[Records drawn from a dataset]
== Segment start ==
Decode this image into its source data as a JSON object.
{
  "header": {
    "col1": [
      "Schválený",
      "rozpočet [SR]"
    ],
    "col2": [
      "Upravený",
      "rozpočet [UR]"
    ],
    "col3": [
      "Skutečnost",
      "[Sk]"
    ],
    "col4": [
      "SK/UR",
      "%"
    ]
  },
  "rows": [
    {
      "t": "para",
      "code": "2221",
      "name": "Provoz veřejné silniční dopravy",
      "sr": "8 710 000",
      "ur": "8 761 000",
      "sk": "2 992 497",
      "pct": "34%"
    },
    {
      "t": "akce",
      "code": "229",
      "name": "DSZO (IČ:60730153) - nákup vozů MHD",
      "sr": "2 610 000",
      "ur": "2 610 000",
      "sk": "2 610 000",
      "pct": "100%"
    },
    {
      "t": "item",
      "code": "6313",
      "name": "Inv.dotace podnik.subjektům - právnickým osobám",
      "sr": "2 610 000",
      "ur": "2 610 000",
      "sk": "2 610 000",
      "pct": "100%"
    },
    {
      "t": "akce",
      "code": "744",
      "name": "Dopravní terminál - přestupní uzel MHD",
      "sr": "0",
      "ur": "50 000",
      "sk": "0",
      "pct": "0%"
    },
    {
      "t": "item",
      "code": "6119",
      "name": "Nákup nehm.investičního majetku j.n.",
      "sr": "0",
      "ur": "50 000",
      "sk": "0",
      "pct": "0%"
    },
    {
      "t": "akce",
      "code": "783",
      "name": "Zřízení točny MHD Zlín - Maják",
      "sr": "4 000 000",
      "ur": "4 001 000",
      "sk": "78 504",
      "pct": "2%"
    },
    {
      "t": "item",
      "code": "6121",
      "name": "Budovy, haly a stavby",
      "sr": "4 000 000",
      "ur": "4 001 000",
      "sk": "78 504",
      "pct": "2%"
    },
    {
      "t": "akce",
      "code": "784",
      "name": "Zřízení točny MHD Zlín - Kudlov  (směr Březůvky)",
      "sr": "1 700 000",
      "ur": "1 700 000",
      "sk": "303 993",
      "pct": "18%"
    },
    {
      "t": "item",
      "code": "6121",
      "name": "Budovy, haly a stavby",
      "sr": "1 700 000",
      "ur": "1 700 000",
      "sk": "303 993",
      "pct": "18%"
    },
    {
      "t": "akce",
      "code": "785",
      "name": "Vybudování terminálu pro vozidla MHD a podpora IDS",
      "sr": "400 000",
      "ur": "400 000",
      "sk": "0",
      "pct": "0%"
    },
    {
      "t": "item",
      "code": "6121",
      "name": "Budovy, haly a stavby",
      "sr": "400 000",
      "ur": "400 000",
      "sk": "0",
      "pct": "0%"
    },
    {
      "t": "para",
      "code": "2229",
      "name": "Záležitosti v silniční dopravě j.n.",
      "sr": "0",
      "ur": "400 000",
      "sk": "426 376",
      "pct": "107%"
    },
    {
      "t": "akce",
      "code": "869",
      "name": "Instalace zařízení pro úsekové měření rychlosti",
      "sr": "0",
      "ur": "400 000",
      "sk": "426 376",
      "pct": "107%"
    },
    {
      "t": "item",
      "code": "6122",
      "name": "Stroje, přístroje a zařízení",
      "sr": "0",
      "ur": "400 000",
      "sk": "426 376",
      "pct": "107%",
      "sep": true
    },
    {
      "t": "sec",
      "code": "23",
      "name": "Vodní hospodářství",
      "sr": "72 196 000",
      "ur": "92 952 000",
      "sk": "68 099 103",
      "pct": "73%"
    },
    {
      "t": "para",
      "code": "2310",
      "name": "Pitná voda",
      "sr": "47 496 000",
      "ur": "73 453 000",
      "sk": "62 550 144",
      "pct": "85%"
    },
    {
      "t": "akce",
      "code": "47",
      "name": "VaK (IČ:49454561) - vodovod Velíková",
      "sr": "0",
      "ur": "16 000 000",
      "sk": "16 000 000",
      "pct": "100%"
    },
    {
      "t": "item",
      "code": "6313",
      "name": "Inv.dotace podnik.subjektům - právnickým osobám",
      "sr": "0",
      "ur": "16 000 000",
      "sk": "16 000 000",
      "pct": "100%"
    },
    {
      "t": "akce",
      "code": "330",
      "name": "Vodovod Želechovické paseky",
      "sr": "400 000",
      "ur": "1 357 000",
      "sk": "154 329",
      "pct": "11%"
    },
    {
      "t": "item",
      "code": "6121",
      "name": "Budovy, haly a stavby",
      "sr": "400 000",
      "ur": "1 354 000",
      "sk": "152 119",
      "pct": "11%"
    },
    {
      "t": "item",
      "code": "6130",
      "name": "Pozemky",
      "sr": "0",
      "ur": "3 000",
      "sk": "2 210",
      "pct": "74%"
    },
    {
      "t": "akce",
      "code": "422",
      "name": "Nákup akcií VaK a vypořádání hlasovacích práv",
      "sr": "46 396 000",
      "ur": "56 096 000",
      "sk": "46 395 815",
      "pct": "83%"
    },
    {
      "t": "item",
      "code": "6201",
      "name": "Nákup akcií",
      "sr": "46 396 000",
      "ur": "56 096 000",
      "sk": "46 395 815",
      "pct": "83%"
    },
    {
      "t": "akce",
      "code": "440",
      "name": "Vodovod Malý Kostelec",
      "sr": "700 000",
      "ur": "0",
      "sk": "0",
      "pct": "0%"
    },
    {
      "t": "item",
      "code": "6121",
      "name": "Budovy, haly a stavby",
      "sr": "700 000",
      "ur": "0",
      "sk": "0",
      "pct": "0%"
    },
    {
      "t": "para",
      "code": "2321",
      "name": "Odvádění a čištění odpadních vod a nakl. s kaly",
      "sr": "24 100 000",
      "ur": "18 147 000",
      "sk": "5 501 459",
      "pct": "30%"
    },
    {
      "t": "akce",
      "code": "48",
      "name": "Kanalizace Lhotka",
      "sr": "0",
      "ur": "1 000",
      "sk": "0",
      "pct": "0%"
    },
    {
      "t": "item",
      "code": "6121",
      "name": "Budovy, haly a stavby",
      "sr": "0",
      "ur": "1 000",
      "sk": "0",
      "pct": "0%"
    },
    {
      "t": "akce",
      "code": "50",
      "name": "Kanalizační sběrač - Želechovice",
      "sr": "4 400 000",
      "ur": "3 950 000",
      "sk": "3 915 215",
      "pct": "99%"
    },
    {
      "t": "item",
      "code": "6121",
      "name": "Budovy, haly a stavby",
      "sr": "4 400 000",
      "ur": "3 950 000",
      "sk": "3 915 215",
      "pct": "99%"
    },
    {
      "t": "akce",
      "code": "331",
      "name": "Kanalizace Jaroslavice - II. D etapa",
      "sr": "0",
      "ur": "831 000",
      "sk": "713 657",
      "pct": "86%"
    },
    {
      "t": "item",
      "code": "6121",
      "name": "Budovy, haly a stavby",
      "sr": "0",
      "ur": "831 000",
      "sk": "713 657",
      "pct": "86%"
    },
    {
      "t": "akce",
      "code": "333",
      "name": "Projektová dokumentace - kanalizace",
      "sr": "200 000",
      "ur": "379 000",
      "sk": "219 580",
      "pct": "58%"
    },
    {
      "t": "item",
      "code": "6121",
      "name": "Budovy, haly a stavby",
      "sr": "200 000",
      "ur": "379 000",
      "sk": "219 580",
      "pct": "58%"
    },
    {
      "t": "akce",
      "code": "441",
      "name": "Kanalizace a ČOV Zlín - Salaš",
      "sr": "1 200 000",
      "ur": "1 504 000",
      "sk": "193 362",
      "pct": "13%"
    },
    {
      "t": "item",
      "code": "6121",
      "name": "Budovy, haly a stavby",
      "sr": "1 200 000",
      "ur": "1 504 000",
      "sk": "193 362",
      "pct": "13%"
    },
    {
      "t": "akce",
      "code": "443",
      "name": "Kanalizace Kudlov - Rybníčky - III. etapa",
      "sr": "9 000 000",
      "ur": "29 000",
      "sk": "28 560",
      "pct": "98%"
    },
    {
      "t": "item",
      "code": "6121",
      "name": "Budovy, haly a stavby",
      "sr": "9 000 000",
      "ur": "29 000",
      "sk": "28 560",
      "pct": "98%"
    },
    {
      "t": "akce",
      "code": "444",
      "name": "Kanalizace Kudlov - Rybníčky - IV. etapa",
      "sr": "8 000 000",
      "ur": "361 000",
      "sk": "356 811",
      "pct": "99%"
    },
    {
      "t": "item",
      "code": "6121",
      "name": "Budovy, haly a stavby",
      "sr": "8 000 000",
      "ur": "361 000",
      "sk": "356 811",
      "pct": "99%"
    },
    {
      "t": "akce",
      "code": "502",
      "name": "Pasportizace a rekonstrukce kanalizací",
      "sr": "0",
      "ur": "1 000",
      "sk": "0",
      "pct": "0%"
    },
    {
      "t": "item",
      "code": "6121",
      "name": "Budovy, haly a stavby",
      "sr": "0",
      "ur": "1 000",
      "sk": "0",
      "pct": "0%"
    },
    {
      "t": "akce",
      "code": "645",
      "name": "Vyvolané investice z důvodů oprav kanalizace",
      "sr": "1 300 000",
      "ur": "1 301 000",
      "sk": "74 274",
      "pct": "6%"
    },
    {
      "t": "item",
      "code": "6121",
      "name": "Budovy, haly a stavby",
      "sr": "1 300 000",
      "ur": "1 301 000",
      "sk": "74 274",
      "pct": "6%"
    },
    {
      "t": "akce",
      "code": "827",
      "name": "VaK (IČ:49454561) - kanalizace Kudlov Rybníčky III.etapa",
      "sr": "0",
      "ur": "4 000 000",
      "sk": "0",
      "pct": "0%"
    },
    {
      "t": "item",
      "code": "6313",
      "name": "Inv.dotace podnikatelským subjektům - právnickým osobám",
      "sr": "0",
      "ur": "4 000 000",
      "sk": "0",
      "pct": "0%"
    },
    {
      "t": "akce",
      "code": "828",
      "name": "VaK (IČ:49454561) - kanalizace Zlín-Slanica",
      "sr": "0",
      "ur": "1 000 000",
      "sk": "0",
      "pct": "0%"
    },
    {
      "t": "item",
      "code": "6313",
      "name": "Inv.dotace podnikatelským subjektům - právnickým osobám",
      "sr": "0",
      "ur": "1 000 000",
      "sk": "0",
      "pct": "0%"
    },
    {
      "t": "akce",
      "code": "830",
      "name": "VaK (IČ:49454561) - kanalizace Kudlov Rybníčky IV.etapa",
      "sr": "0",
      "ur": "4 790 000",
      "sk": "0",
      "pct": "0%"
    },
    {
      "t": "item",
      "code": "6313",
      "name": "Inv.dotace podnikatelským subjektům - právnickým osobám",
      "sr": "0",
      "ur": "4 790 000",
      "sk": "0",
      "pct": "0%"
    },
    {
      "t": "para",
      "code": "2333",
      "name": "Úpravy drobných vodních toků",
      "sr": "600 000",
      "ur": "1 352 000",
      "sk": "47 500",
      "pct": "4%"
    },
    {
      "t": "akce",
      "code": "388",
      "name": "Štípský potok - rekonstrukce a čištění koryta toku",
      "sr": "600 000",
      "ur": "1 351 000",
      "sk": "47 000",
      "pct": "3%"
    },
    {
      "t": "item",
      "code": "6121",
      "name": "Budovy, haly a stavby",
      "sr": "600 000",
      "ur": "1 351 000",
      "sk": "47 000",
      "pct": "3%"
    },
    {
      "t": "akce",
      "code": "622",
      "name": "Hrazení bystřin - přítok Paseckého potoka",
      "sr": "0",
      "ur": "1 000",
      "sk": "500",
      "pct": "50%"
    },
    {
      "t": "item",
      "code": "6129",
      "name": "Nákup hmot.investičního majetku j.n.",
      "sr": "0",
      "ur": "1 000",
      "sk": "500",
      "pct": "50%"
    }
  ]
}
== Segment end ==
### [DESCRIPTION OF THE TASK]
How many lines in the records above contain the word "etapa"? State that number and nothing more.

### [TASK SOLUTION]
5